YOUR OBJECTIVE: Tally the lines in the entries below where the string "JSON" occurs. Reply with the total alone.

RECORD EXCERPTS:

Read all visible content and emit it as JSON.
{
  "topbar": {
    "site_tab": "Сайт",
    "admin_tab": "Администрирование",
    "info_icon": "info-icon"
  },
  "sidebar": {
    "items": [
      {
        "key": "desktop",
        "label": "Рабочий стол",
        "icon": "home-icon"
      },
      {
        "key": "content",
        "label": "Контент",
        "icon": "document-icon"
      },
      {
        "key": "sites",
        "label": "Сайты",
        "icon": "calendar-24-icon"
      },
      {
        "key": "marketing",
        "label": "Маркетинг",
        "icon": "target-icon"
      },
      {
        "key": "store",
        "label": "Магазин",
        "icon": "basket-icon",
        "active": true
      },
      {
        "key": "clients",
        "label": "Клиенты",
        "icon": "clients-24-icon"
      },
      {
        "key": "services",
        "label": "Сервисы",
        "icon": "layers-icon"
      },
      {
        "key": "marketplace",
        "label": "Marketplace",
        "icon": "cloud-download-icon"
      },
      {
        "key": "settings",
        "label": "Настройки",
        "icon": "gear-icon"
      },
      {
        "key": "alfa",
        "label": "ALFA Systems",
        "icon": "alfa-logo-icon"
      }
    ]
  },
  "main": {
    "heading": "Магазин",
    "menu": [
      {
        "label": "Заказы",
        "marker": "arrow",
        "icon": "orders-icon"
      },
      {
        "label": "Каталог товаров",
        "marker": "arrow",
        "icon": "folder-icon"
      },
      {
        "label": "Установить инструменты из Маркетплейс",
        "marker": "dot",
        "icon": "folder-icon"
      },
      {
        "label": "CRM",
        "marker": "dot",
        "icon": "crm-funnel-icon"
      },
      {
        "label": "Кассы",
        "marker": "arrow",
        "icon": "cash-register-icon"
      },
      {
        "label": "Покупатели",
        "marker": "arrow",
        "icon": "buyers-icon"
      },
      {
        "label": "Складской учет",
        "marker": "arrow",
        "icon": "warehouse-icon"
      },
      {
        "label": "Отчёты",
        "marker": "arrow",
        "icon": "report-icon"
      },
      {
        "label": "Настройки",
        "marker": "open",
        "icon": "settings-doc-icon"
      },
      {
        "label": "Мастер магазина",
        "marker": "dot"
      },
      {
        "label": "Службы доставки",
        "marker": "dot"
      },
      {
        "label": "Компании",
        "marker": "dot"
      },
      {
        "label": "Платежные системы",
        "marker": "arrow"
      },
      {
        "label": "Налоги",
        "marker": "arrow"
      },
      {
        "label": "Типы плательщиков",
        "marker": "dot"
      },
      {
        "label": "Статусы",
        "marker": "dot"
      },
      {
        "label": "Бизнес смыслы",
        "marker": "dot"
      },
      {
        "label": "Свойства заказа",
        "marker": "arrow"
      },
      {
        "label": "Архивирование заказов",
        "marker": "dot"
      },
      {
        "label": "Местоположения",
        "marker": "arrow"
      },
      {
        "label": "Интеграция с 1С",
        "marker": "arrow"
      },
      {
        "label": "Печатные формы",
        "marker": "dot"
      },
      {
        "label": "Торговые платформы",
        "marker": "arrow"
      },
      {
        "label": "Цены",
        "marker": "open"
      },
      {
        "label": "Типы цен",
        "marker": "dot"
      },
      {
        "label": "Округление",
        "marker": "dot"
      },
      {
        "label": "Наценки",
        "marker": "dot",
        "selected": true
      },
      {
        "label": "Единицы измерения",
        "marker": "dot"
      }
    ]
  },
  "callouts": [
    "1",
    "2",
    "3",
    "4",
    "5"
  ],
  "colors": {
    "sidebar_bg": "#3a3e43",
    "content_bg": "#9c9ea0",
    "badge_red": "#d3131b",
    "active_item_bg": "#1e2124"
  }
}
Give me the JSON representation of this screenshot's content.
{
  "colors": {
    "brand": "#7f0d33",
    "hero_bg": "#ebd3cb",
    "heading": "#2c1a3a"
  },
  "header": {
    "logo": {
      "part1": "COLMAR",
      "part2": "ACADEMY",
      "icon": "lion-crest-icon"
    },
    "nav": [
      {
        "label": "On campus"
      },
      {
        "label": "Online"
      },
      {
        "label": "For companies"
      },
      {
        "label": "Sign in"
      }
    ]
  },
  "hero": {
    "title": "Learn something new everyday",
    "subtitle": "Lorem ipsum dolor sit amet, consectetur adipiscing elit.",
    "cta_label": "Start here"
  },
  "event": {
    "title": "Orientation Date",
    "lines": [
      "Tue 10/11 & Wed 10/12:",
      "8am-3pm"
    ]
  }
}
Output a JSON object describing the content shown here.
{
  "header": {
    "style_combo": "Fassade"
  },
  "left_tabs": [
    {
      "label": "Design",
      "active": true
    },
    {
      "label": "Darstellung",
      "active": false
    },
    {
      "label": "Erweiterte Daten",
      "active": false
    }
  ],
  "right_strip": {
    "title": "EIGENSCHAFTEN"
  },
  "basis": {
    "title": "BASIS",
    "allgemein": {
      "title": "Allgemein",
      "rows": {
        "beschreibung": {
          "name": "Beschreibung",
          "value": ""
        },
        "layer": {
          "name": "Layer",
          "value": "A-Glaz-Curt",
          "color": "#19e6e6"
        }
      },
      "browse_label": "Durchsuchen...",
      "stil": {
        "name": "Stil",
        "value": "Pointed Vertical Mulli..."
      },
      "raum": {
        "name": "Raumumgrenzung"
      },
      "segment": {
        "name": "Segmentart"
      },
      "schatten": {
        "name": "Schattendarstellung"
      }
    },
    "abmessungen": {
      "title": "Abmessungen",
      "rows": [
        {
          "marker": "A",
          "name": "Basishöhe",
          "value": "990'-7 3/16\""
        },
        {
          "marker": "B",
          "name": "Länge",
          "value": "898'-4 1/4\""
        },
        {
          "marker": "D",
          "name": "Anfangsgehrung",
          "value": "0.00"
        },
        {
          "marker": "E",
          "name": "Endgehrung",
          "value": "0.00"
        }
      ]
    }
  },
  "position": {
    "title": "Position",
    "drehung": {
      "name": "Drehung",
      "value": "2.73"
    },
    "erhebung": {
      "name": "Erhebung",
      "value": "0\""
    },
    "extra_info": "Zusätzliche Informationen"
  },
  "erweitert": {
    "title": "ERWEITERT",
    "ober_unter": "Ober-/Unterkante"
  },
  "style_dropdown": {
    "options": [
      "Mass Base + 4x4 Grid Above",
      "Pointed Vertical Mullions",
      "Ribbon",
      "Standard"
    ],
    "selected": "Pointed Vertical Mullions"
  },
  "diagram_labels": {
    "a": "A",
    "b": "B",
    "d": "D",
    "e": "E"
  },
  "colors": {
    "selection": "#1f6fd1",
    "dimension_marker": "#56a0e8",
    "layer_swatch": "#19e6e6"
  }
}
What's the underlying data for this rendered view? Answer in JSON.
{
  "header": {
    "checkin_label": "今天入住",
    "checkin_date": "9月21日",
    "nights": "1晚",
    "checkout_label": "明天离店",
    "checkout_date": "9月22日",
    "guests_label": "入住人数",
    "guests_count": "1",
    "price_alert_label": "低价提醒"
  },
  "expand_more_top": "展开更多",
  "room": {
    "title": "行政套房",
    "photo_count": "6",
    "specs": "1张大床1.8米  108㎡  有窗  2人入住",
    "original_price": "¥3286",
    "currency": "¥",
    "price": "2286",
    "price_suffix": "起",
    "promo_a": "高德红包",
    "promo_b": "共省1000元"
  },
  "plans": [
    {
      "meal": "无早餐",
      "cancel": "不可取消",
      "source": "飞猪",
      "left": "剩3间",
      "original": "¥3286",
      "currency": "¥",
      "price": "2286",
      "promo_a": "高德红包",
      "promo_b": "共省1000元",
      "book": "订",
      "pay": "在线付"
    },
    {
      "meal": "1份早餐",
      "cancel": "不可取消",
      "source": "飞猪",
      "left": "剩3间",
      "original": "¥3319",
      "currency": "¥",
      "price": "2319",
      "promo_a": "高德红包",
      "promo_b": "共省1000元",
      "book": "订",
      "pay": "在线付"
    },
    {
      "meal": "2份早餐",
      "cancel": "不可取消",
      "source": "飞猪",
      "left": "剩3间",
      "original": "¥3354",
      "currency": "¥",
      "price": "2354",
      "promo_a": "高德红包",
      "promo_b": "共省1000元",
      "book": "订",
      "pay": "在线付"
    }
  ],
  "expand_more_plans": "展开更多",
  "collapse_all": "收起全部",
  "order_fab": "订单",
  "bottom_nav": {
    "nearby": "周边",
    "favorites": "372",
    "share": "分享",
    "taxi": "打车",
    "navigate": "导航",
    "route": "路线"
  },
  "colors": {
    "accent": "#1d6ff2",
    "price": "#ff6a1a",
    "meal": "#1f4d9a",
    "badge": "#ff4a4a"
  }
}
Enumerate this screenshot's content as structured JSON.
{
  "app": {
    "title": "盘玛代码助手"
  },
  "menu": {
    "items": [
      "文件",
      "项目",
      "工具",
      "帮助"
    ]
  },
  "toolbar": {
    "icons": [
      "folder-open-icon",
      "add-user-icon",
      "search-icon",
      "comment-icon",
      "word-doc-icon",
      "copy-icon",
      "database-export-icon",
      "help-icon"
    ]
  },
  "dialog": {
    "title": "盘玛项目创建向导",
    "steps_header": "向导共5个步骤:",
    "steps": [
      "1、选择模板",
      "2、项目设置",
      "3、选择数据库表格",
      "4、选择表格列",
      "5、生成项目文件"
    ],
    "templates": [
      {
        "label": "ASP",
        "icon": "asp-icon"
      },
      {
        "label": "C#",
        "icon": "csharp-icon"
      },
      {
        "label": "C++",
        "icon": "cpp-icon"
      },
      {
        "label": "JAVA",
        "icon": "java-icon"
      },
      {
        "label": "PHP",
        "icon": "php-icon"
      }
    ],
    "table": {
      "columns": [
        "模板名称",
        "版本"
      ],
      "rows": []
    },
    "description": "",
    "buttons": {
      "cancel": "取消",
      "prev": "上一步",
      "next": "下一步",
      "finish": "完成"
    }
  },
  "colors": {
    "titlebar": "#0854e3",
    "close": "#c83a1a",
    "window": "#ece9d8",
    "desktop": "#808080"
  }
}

THE COMPLETED TASK: 5